##### RECORD EXCERPTS #####
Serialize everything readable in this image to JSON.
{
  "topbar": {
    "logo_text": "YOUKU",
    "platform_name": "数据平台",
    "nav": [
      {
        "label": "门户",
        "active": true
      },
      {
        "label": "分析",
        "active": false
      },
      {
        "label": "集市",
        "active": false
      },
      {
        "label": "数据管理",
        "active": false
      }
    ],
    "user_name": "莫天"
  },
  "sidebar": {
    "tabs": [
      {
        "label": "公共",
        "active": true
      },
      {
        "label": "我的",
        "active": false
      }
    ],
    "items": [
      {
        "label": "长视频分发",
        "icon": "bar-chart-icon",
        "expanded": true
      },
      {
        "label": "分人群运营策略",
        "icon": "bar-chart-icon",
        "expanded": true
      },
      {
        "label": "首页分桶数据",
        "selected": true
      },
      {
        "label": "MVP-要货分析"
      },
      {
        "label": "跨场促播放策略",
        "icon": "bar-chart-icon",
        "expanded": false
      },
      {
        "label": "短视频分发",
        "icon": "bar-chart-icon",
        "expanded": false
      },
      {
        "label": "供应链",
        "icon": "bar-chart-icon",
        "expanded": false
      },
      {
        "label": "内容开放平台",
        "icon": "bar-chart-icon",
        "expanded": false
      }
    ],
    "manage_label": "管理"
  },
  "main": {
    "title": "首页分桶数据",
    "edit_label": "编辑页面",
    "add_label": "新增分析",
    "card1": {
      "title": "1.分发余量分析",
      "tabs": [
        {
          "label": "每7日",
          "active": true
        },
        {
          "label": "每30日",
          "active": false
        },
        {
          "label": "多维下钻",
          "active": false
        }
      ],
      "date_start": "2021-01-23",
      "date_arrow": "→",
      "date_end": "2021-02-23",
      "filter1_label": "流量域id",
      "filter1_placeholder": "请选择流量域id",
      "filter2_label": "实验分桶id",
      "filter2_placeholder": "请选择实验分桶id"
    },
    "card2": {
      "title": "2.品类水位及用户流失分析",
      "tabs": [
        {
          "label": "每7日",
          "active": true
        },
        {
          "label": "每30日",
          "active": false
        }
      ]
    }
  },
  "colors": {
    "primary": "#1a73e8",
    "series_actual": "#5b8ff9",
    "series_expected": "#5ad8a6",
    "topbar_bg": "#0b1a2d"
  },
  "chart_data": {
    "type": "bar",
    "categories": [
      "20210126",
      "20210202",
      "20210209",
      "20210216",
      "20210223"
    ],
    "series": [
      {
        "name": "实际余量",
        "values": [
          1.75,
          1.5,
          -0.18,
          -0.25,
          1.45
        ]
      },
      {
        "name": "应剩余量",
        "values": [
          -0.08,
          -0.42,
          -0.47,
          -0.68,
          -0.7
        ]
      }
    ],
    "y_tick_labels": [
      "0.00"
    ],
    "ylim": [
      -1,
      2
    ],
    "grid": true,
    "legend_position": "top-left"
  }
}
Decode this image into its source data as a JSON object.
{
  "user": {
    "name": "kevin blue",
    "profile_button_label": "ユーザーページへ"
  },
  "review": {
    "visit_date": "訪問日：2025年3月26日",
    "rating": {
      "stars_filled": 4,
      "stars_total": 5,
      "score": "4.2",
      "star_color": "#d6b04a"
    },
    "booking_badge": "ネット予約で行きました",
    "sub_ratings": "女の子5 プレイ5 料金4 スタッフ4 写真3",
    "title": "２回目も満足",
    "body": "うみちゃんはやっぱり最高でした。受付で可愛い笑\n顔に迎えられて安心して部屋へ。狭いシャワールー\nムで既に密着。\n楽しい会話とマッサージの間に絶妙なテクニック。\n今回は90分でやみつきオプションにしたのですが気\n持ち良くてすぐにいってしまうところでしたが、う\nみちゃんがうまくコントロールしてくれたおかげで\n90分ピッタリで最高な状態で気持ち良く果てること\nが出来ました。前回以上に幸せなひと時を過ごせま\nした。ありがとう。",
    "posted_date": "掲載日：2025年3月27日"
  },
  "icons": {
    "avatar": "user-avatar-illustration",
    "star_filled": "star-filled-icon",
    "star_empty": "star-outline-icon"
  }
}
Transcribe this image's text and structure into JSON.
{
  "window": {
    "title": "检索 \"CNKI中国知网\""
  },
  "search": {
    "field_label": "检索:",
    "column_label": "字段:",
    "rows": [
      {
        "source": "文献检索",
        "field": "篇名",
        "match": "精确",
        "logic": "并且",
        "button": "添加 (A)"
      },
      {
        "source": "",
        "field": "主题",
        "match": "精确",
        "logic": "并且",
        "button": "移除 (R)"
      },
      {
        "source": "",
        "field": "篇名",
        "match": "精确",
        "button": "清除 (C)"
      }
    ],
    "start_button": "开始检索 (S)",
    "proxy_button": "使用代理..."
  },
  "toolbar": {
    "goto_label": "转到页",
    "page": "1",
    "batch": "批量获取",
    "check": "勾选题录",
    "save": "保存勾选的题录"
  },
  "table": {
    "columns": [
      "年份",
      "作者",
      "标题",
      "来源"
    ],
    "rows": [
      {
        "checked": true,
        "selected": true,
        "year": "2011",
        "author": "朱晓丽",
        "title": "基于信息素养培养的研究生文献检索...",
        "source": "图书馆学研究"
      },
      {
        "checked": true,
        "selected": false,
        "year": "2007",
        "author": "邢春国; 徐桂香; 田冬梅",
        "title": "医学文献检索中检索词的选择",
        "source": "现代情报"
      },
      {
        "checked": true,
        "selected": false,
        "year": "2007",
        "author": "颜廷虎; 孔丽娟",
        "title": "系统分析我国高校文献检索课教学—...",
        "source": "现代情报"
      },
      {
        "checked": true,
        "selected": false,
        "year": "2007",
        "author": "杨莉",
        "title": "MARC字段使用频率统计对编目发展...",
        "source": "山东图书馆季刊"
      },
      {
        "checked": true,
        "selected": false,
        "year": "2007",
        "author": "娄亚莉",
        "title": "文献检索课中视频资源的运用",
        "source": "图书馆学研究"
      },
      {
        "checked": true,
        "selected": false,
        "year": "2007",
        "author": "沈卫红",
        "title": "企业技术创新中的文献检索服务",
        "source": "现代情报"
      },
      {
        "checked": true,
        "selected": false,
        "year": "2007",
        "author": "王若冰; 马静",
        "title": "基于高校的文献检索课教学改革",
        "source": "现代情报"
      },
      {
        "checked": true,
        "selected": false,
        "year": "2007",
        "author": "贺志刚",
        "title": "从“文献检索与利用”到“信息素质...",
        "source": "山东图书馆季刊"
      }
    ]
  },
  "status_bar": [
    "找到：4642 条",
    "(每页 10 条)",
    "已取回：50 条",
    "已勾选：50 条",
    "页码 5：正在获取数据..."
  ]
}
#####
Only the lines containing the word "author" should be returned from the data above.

        "author": "朱晓丽",
        "author": "邢春国; 徐桂香; 田冬梅",
        "author": "颜廷虎; 孔丽娟",
        "author": "杨莉",
        "author": "娄亚莉",
        "author": "沈卫红",
        "author": "王若冰; 马静",
        "author": "贺志刚",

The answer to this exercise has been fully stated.